►

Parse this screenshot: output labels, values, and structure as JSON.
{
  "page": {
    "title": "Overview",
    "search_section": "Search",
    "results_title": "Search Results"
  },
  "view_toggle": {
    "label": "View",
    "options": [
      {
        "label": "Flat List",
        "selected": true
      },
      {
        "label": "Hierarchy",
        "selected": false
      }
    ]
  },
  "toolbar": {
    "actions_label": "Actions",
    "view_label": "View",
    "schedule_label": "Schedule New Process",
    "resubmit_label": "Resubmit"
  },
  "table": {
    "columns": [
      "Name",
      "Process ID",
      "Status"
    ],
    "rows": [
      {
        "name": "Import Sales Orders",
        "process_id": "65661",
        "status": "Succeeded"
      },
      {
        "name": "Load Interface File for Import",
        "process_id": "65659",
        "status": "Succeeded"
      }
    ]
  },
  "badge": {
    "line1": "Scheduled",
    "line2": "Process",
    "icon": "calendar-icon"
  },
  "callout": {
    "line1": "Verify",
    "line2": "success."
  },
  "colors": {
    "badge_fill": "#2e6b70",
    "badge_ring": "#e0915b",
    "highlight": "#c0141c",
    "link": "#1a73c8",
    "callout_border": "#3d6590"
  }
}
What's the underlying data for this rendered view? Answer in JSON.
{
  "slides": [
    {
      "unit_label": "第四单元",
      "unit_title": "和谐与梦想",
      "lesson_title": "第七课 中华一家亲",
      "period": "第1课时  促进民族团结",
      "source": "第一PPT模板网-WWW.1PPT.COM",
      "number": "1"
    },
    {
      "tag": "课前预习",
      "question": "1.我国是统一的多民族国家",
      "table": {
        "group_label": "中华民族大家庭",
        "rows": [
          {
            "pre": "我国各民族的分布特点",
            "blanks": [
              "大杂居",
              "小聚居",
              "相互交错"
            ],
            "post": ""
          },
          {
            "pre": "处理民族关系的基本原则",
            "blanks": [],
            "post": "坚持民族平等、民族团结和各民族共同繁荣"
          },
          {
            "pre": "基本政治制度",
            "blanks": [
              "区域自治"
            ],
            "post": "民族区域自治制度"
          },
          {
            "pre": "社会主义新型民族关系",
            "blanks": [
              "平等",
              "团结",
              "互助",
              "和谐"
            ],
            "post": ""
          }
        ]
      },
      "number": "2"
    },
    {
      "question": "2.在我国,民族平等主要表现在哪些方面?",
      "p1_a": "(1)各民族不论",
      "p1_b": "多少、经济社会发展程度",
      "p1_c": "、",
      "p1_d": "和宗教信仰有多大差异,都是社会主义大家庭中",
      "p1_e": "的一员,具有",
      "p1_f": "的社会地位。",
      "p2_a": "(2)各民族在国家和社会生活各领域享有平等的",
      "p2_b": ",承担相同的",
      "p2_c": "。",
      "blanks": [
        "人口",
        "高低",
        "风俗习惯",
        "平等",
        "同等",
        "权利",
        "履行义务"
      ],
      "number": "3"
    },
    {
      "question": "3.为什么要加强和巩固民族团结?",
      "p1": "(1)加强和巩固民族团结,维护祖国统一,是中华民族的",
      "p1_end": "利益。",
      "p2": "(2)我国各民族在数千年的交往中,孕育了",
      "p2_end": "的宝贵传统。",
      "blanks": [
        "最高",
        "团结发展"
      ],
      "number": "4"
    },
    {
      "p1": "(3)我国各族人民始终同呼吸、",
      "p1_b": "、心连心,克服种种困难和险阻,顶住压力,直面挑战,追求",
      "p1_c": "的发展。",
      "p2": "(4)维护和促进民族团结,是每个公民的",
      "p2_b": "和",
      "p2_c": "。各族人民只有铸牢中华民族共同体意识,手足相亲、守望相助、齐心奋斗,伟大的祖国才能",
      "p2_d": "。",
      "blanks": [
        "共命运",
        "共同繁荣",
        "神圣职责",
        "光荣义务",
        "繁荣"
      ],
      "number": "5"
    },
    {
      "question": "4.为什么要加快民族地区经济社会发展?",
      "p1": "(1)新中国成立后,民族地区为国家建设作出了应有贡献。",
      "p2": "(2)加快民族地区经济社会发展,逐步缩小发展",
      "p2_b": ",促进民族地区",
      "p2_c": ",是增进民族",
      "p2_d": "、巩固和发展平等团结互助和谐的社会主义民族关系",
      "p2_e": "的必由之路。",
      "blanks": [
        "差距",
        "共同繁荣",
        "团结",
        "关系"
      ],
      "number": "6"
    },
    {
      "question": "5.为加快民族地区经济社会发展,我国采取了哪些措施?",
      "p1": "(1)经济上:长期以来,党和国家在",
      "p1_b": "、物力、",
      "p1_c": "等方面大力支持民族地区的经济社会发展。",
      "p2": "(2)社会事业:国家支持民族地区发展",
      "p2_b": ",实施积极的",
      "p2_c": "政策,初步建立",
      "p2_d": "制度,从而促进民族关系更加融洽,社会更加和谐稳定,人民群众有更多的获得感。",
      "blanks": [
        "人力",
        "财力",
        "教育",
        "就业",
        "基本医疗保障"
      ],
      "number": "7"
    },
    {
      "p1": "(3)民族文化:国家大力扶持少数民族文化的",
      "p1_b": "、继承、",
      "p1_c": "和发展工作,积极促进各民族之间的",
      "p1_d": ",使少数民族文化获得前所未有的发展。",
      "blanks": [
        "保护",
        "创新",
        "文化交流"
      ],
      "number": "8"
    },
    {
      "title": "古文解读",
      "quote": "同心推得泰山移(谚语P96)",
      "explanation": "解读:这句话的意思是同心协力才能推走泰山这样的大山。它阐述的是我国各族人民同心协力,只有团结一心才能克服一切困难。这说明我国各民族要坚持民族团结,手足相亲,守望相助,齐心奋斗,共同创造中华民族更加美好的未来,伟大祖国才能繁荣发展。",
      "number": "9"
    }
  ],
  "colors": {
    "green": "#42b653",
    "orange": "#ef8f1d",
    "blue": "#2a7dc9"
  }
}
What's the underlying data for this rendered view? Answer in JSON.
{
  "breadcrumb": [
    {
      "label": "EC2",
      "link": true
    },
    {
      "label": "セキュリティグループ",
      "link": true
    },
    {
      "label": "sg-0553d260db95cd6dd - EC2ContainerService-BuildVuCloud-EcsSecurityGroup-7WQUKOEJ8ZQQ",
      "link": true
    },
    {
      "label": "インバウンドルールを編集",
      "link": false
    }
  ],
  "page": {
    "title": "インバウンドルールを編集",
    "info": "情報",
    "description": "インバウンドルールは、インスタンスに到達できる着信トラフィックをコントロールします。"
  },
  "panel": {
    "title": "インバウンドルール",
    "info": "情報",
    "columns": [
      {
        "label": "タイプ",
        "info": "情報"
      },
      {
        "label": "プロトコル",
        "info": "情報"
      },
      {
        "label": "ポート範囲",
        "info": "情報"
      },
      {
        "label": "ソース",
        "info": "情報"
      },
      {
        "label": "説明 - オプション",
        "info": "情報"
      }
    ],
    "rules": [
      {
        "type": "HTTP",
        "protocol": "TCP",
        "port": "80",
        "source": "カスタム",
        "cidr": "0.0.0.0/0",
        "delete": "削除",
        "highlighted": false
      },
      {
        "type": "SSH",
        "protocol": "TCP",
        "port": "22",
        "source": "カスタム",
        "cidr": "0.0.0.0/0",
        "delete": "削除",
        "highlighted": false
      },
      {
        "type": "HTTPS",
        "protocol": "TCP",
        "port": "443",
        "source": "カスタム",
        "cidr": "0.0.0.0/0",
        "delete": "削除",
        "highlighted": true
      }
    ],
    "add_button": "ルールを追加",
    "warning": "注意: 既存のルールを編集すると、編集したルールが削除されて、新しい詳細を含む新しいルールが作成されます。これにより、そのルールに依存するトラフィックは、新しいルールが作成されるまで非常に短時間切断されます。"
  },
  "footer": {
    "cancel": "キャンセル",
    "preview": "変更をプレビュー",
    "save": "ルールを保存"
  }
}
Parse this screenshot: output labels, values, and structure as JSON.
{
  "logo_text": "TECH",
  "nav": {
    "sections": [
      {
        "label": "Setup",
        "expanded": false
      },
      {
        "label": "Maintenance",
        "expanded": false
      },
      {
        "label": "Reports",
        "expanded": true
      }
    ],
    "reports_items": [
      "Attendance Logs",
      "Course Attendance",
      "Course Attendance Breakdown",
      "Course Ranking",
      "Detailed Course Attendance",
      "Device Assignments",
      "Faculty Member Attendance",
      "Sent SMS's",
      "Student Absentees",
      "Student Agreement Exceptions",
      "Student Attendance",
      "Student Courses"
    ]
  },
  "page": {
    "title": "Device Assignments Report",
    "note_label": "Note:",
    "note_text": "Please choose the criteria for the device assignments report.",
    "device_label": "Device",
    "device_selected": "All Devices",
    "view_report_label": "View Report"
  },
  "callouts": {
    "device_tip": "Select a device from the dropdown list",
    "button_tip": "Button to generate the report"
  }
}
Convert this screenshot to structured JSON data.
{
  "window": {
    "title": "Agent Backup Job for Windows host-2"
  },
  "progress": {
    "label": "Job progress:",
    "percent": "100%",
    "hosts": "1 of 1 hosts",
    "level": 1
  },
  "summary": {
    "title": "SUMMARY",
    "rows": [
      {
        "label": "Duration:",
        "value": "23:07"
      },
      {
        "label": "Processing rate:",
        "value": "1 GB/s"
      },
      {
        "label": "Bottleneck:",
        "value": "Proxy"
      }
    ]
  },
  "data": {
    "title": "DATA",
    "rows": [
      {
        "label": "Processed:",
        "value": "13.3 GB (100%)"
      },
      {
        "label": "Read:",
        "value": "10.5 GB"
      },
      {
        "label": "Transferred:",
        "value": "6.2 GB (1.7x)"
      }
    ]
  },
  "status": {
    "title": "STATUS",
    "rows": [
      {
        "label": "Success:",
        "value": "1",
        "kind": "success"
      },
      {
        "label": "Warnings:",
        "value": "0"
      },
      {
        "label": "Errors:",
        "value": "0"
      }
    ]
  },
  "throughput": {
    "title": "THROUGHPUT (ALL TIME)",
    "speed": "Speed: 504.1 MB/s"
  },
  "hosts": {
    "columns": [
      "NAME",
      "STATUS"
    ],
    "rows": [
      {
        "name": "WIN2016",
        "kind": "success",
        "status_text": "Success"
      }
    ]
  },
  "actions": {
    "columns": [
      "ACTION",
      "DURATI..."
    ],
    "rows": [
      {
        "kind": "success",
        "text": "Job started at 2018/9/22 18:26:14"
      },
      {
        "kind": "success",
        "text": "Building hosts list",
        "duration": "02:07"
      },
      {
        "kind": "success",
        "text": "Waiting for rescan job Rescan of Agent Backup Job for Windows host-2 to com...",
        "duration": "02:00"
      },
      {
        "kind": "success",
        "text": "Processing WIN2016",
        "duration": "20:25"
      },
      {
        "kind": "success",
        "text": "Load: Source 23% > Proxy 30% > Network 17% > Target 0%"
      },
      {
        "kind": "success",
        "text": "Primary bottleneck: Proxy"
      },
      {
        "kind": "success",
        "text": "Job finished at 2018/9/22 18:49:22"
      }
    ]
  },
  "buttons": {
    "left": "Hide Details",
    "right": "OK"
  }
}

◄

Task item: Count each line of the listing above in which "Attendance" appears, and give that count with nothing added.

The answer: 6